As college enrollment season winds down, students are beginning to receive decisions back from their schools, and it’s generally one of three responses: denied, deferred, or accepted. It’s hard to know how big of an impact factors like extracurricular activities play in a student’s admission decision, but many students participate in activities like sports, clubs, and notably, honor societies. College admissions is an extremely competitive process, and one most Robinson students start planning for at the end of their sophomore year by joining honor societies. Through these societies, students have the opportunity to demonstrate their dedication and interest in a particular subject field through volunteer hours and community service opportunities.     
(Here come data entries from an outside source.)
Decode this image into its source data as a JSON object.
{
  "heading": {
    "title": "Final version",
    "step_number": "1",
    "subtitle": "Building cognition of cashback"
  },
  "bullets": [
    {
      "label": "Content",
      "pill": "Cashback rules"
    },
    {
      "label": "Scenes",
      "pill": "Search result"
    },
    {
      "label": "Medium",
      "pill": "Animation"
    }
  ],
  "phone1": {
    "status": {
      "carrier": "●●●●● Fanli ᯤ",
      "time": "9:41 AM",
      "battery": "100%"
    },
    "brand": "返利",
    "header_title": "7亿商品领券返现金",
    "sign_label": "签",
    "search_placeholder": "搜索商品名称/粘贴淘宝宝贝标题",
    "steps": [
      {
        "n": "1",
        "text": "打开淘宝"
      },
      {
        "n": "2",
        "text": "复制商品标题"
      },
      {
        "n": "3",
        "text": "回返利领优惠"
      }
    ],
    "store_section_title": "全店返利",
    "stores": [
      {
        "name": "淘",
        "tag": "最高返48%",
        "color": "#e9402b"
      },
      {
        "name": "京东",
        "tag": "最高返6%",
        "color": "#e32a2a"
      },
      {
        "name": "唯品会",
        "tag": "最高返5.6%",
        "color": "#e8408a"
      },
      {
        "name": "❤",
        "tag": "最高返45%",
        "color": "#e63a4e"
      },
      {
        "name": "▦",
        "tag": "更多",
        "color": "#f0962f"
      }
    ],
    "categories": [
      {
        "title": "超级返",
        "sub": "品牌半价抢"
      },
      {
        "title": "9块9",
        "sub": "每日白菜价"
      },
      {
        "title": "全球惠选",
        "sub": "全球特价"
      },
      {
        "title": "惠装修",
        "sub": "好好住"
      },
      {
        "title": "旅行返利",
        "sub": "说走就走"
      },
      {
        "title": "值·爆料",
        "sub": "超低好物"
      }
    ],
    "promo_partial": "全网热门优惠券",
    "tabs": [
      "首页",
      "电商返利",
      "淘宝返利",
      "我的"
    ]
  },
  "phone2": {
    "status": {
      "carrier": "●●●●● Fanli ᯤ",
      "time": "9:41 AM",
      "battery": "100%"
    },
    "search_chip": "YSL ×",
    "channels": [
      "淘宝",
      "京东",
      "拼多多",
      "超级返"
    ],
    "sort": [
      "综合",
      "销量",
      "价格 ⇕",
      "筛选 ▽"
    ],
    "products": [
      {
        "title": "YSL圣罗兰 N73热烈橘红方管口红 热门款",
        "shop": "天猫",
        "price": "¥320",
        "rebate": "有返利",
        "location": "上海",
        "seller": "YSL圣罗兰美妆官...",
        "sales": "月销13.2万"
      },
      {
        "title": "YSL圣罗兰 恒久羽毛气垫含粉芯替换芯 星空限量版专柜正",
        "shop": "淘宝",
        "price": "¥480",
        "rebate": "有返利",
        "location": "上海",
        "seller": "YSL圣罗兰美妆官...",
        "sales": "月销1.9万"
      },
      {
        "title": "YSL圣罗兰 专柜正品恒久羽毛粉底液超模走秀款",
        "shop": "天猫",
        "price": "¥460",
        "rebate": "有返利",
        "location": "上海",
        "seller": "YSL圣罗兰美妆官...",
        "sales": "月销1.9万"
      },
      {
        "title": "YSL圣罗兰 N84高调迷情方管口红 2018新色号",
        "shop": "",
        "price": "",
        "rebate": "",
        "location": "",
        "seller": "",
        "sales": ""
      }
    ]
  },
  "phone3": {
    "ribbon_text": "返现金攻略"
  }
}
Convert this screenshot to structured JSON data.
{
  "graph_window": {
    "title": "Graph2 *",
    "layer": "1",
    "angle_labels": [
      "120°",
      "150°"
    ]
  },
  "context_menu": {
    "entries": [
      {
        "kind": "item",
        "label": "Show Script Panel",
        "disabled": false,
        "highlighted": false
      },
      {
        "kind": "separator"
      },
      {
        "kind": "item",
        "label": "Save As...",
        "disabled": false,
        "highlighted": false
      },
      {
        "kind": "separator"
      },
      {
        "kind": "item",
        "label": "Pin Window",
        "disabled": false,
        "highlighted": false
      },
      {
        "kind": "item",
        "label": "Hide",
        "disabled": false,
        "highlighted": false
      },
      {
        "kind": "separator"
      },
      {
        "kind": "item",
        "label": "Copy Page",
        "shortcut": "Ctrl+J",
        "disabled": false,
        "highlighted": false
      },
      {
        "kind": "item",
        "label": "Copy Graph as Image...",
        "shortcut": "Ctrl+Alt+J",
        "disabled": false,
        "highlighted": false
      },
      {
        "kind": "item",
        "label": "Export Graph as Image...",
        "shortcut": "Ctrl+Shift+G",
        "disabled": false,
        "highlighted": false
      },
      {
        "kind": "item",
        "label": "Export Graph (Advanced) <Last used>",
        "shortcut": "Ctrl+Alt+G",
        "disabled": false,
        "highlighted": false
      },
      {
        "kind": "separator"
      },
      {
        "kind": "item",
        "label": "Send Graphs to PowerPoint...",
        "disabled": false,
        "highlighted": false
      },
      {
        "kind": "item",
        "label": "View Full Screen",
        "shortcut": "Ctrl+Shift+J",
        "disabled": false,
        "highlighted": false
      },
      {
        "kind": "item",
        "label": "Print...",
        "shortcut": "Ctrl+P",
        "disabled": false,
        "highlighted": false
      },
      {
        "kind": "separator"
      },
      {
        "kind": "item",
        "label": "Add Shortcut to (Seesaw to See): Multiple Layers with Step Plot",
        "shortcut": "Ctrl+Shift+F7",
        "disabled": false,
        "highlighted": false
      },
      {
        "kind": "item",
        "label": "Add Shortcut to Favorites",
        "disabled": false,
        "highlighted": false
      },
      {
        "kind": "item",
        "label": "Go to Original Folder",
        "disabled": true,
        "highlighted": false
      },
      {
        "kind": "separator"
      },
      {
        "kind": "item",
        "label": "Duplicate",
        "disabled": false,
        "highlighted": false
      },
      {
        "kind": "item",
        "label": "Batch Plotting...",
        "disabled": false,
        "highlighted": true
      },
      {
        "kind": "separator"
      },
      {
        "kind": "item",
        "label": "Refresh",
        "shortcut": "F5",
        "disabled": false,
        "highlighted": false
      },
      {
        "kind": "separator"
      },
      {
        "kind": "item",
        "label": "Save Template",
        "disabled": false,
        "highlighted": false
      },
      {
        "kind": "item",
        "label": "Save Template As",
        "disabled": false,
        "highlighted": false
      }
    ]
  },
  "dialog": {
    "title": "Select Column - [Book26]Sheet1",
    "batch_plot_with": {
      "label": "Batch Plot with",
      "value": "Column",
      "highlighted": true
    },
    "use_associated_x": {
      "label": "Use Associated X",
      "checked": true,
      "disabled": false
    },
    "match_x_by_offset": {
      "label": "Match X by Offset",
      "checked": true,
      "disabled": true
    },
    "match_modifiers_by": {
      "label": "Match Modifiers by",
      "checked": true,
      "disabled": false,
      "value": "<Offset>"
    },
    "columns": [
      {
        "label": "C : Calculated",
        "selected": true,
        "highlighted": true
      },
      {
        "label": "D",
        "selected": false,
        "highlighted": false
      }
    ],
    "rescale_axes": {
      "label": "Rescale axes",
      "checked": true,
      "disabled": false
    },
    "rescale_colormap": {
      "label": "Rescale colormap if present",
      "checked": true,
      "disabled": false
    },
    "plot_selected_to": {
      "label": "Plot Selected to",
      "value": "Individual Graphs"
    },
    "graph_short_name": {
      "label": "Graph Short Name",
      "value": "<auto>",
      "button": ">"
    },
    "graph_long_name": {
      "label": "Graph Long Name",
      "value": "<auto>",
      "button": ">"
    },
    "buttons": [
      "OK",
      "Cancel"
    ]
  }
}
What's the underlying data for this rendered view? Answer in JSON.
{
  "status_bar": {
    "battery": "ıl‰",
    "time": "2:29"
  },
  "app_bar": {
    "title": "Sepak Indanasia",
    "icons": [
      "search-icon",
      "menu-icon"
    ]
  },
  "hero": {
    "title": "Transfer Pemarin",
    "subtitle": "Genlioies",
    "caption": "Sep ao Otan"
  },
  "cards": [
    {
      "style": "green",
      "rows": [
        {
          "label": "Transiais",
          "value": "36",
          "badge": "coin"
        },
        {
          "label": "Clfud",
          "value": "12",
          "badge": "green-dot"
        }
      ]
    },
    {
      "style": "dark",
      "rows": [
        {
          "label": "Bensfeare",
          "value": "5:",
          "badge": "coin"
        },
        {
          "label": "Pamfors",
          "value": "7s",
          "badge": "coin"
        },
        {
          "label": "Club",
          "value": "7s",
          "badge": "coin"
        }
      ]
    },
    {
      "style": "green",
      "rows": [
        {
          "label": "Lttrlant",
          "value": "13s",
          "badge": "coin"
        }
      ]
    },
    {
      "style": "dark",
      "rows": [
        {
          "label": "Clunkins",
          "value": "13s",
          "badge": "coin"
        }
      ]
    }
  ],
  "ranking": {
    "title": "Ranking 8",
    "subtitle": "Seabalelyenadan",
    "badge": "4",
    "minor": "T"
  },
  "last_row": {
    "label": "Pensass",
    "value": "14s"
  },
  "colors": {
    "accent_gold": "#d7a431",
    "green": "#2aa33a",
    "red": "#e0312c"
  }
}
Being in any honor society at Robinson requires a student to earn a certain number of volunteer hours in a particular subject area. For instance, senior Michidmaa Batzorigt explains how her participation in Spanish honor society has benefited her in several ways: “It was helpful to me to be able to tutor students while also earning volunteer hours; it also helped me practice my Spanish and become more fluent,” she says. For many students, this is the case; they join honor societies not only for the positive attributes it can contribute to their college application, but also how it benefits them while still in high school. 

“Generally, at large public universities, extracurricular activities will not have a particularly significant impact on your application.””

— Anamaria Lopez via collegevine

Batzorigt highlights how she believes her involvement in honor societies helped to amplify her college application: “a lot of them ask about your involvement in the community, which I was able to answer thoroughly because of my involvement in these honor societies,” she states. For senior Sophia Pak, she notes that she had a similar experience in that her involvement in Math Honor Society and Science Honor Society has allowed her to connect with other students who share the same interests as her while also allowing her to gain her necessary service hours. “I was able to meet a lot of people that I wouldn’t have met through my regular classes, and I also go to tutor other students, which I actually really enjoyed,” comments Pak. However, the benefits of honor societies in the college preparation process isn’t one-dimensional. Pak, who was accepted into the University of Virginia, cites that although her involvement in these programs weren’t added to her college applications like Batzorigt’s were, her time spent in them will help her prepare for post-secondary life regardless. “My involvement has taught me to manage my time more since each society I’m involved in have different requirements that can take up a lot of time.” 

So, while some students might disagree on whether or not involvement in honor societies contributes to a university’s admissions decision, it’s clear that it makes a significant difference in a student’s high school experience. For students like Batzorigt, it can help to enhance skills in a particular subject area while also adding positive weight to a college resume. And for students like Pak, it can assist in gaining volunteer hours while requiring students to practice essential life skills like time management and daily planning.